Former Veoh CEO and Myspace Music CTO Dmitry Shapiro has left Google to work on a mysterious new startup that may be related to virtual or augmented reality. Shapiro left Google last month, Variety has learned, and is now looking to hire talent for his new San Diego-based company GoMeta.
The company, which was incorporated in August and doesn’t have a website yet, aims to make the world “more magical,” according to a recent Facebook post by Shapiro, who also said that it is “building a metaverse” — a term commonly associated with virtual worlds like Second Life.

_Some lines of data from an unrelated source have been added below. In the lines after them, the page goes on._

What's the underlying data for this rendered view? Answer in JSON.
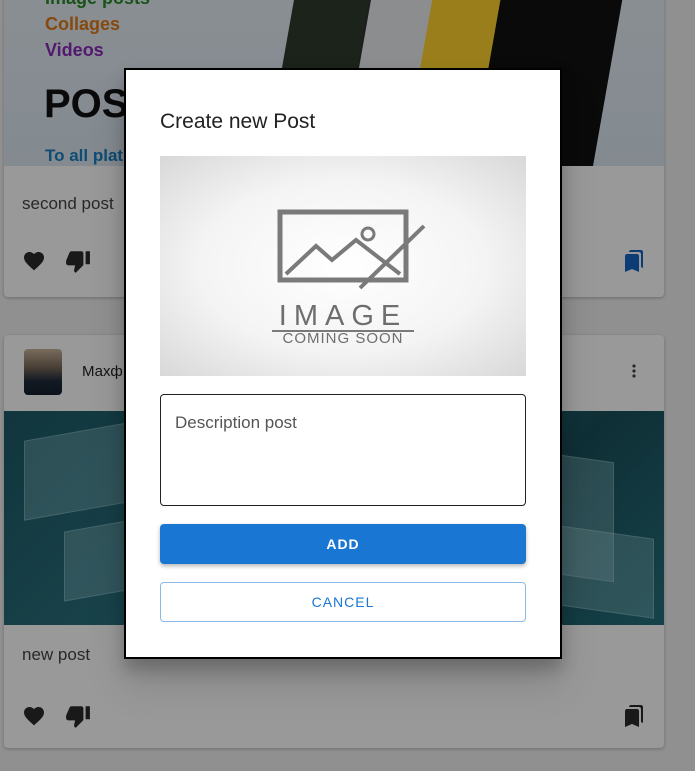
{
  "feed": {
    "post1": {
      "image_text": {
        "line1": "Image posts",
        "line2": "Collages",
        "line3": "Videos",
        "big": "POST",
        "sub": "To all plat"
      },
      "text": "second post"
    },
    "post2": {
      "author": "Махф",
      "text": "new post"
    }
  },
  "icons": {
    "like": "heart-icon",
    "dislike": "thumb-down-icon",
    "bookmark": "bookmark-icon",
    "more": "more-vertical-icon"
  },
  "dialog": {
    "title": "Create new Post",
    "image_placeholder": {
      "line1": "IMAGE",
      "line2": "COMING SOON"
    },
    "description_placeholder": "Description post",
    "add_label": "ADD",
    "cancel_label": "CANCEL"
  },
  "colors": {
    "primary": "#1976d2",
    "icon_dark": "#2b2b2b",
    "bookmark_blue": "#1565c0"
  }
}
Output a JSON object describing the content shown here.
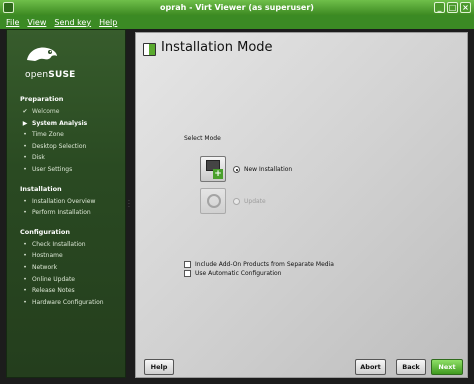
{
  "window": {
    "title": "oprah - Virt Viewer (as superuser)"
  },
  "menu": [
    "File",
    "View",
    "Send key",
    "Help"
  ],
  "sidebar": {
    "logo_text": {
      "prefix": "open",
      "suffix": "SUSE"
    },
    "groups": [
      {
        "heading": "Preparation",
        "items": [
          {
            "label": "Welcome",
            "state": "done"
          },
          {
            "label": "System Analysis",
            "state": "active"
          },
          {
            "label": "Time Zone",
            "state": "pending"
          },
          {
            "label": "Desktop Selection",
            "state": "pending"
          },
          {
            "label": "Disk",
            "state": "pending"
          },
          {
            "label": "User Settings",
            "state": "pending"
          }
        ]
      },
      {
        "heading": "Installation",
        "items": [
          {
            "label": "Installation Overview",
            "state": "pending"
          },
          {
            "label": "Perform Installation",
            "state": "pending"
          }
        ]
      },
      {
        "heading": "Configuration",
        "items": [
          {
            "label": "Check Installation",
            "state": "pending"
          },
          {
            "label": "Hostname",
            "state": "pending"
          },
          {
            "label": "Network",
            "state": "pending"
          },
          {
            "label": "Online Update",
            "state": "pending"
          },
          {
            "label": "Release Notes",
            "state": "pending"
          },
          {
            "label": "Hardware Configuration",
            "state": "pending"
          }
        ]
      }
    ]
  },
  "main": {
    "title": "Installation Mode",
    "select_label": "Select Mode",
    "options": [
      {
        "label": "New Installation",
        "selected": true,
        "enabled": true,
        "icon": "new-installation-icon"
      },
      {
        "label": "Update",
        "selected": false,
        "enabled": false,
        "icon": "update-icon"
      }
    ],
    "checkboxes": [
      {
        "label": "Include Add-On Products from Separate Media",
        "checked": false
      },
      {
        "label": "Use Automatic Configuration",
        "checked": false
      }
    ]
  },
  "buttons": {
    "help": "Help",
    "abort": "Abort",
    "back": "Back",
    "next": "Next"
  },
  "colors": {
    "accent": "#5aaa2e",
    "sidebar": "#2a4a22",
    "titlebar": "#4d9a2e"
  }
}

“The future will be augmented,” Shapiro said via email when asked about his new company, and continued rather cryptically: “The Metaverse is a democracy. I’m with Her.”
Before leaving Google, Shapiro worked on the company’s social efforts, including its social network Google+. Before that, he was CTO of Myspace Music. And in 2004, Shapiro founded one of the pioneering online video sites called Veoh.
Veoh was catapulted into the spotlight when Universal Music sued the site for copyright infringement in 2007. The lengthy lawsuit forced Veoh into bankruptcy in 2010, and eventually led to Shapiro selling its assets.
However, a still-unknown benefactor continued to finance Veoh’s defense, which allowed the lawsuit to continue. This eventually led to a legal precedent for similar media sharing sites, with courts deciding that Veoh could’t be held liable for its users’ uploads as long as it removed infringing content upon receiving proper notice.
Update: 4:01pm: This post was updated with a statement from Dmitry Shapiro.